(Dataset rows for apps and sites)
========================

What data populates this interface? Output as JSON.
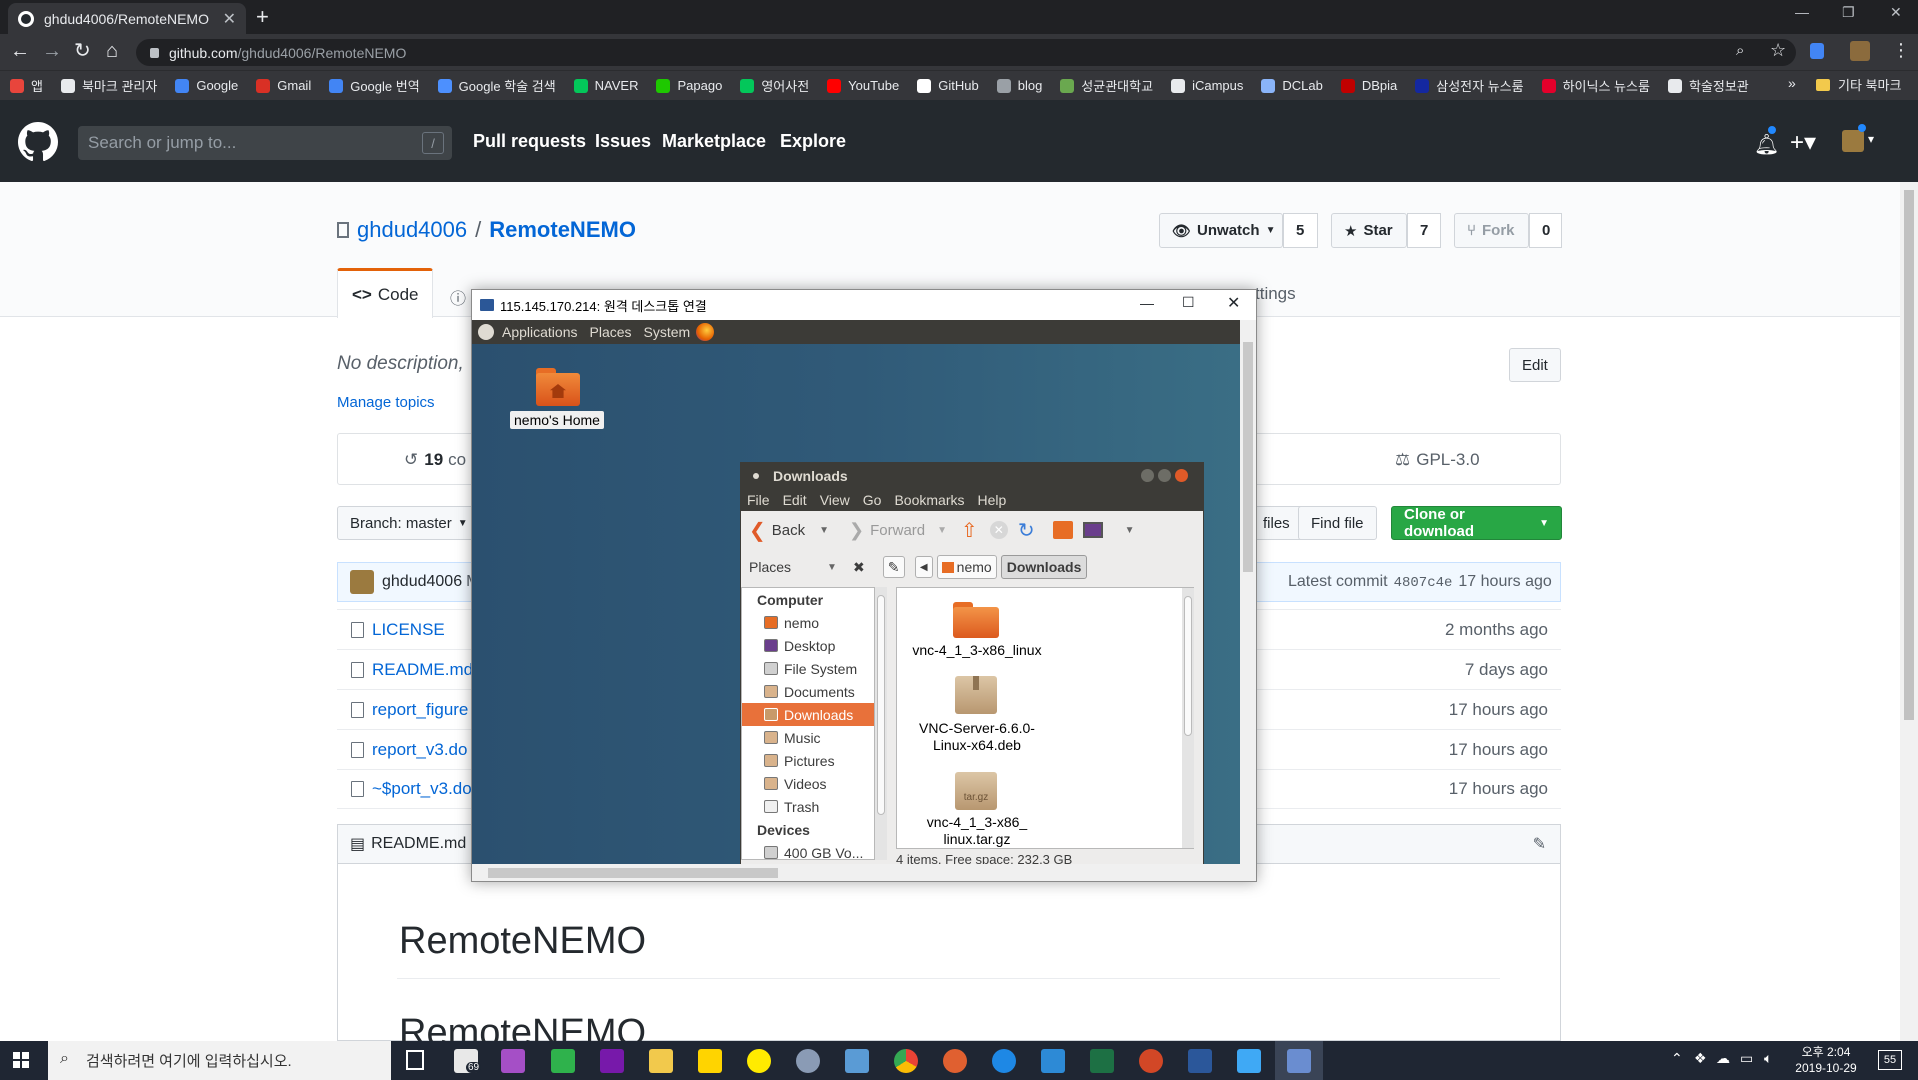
{
  "browser": {
    "tab_title": "ghdud4006/RemoteNEMO",
    "url_domain": "github.com",
    "url_path": "/ghdud4006/RemoteNEMO",
    "bookmarks": [
      {
        "label": "앱",
        "color": "#e8453c"
      },
      {
        "label": "북마크 관리자",
        "color": "#e8eaed"
      },
      {
        "label": "Google",
        "color": "#4285f4"
      },
      {
        "label": "Gmail",
        "color": "#d93025"
      },
      {
        "label": "Google 번역",
        "color": "#4285f4"
      },
      {
        "label": "Google 학술 검색",
        "color": "#4d90fe"
      },
      {
        "label": "NAVER",
        "color": "#03c75a"
      },
      {
        "label": "Papago",
        "color": "#1ec800"
      },
      {
        "label": "영어사전",
        "color": "#03c75a"
      },
      {
        "label": "YouTube",
        "color": "#ff0000"
      },
      {
        "label": "GitHub",
        "color": "#ffffff"
      },
      {
        "label": "blog",
        "color": "#9aa0a6"
      },
      {
        "label": "성균관대학교",
        "color": "#6aa84f"
      },
      {
        "label": "iCampus",
        "color": "#e8eaed"
      },
      {
        "label": "DCLab",
        "color": "#8ab4f8"
      },
      {
        "label": "DBpia",
        "color": "#c00000"
      },
      {
        "label": "삼성전자 뉴스룸",
        "color": "#1428a0"
      },
      {
        "label": "하이닉스 뉴스룸",
        "color": "#e4002b"
      },
      {
        "label": "학술정보관",
        "color": "#e8eaed"
      }
    ],
    "bookmarks_more": "»",
    "other_bookmarks": "기타 북마크"
  },
  "github": {
    "search_placeholder": "Search or jump to...",
    "search_hint": "/",
    "nav": [
      "Pull requests",
      "Issues",
      "Marketplace",
      "Explore"
    ],
    "owner": "ghdud4006",
    "separator": "/",
    "repo": "RemoteNEMO",
    "watch_label": "Unwatch",
    "watch_count": "5",
    "star_label": "Star",
    "star_count": "7",
    "fork_label": "Fork",
    "fork_count": "0",
    "code_tab": "Code",
    "settings_tab_partial": "ttings",
    "description": "No description,",
    "edit_label": "Edit",
    "manage_topics": "Manage topics",
    "commits_count": "19",
    "commits_label_partial": "co",
    "license": "GPL-3.0",
    "branch_label": "Branch: master",
    "files_partial": "files",
    "find_file": "Find file",
    "clone_label": "Clone or download",
    "commit_author": "ghdud4006",
    "commit_author_suffix": "M",
    "latest_commit_label": "Latest commit",
    "latest_commit_sha": "4807c4e",
    "latest_commit_age": "17 hours ago",
    "files": [
      {
        "name": "LICENSE",
        "age": "2 months ago"
      },
      {
        "name": "README.md",
        "age": "7 days ago"
      },
      {
        "name": "report_figure",
        "age": "17 hours ago"
      },
      {
        "name": "report_v3.do",
        "age": "17 hours ago"
      },
      {
        "name": "~$port_v3.do",
        "age": "17 hours ago"
      }
    ],
    "readme_label": "README.md",
    "readme_heading": "RemoteNEMO",
    "readme_heading2": "RemoteNEMO"
  },
  "rdp": {
    "title": "115.145.170.214: 원격 데스크톱 연결",
    "panel_menu": [
      "Applications",
      "Places",
      "System"
    ],
    "desktop_icon_label": "nemo's Home"
  },
  "nautilus": {
    "title": "Downloads",
    "menu": [
      "File",
      "Edit",
      "View",
      "Go",
      "Bookmarks",
      "Help"
    ],
    "back": "Back",
    "forward": "Forward",
    "places_label": "Places",
    "path": [
      "nemo",
      "Downloads"
    ],
    "sidebar_computer": "Computer",
    "sidebar_items": [
      "nemo",
      "Desktop",
      "File System",
      "Documents",
      "Downloads",
      "Music",
      "Pictures",
      "Videos",
      "Trash"
    ],
    "sidebar_devices": "Devices",
    "sidebar_device_item": "400 GB Vo...",
    "files": [
      {
        "name": "vnc-4_1_3-x86_linux"
      },
      {
        "name": "VNC-Server-6.6.0-\nLinux-x64.deb"
      },
      {
        "name": "vnc-4_1_3-x86_\nlinux.tar.gz"
      }
    ],
    "tar_label": "tar.gz",
    "status": "4 items, Free space: 232.3 GB"
  },
  "taskbar": {
    "search_placeholder": "검색하려면 여기에 입력하십시오.",
    "mail_badge": "69",
    "clock_time": "오후 2:04",
    "clock_date": "2019-10-29",
    "notif_count": "55"
  }
}
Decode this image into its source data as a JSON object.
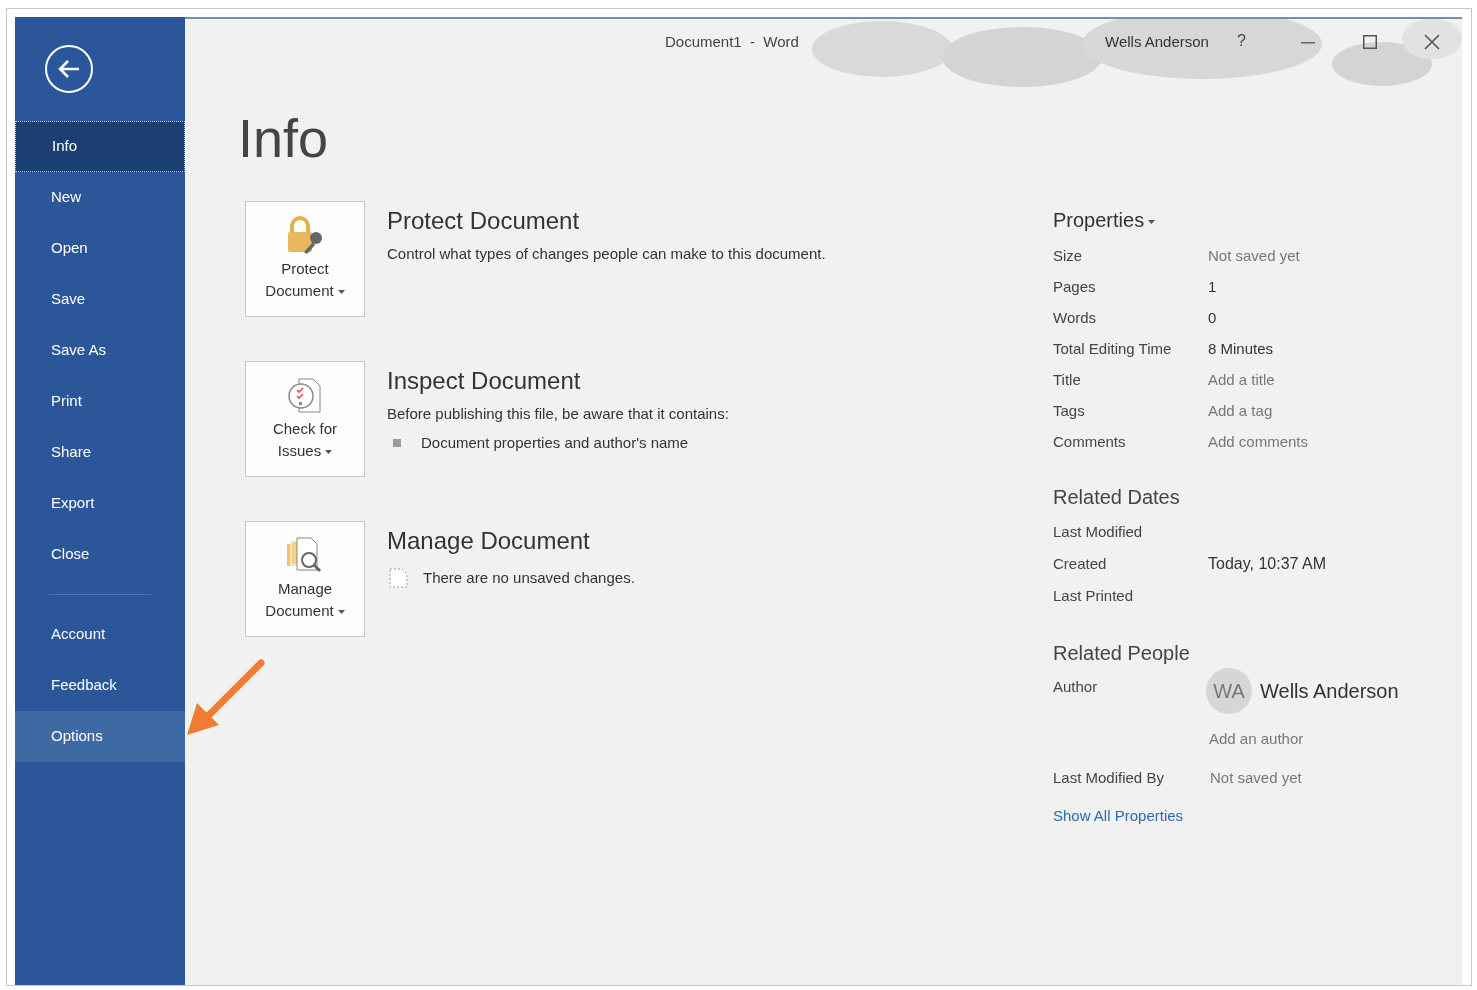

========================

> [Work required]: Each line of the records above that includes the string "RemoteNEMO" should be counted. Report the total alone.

> [Exercise solution]: 5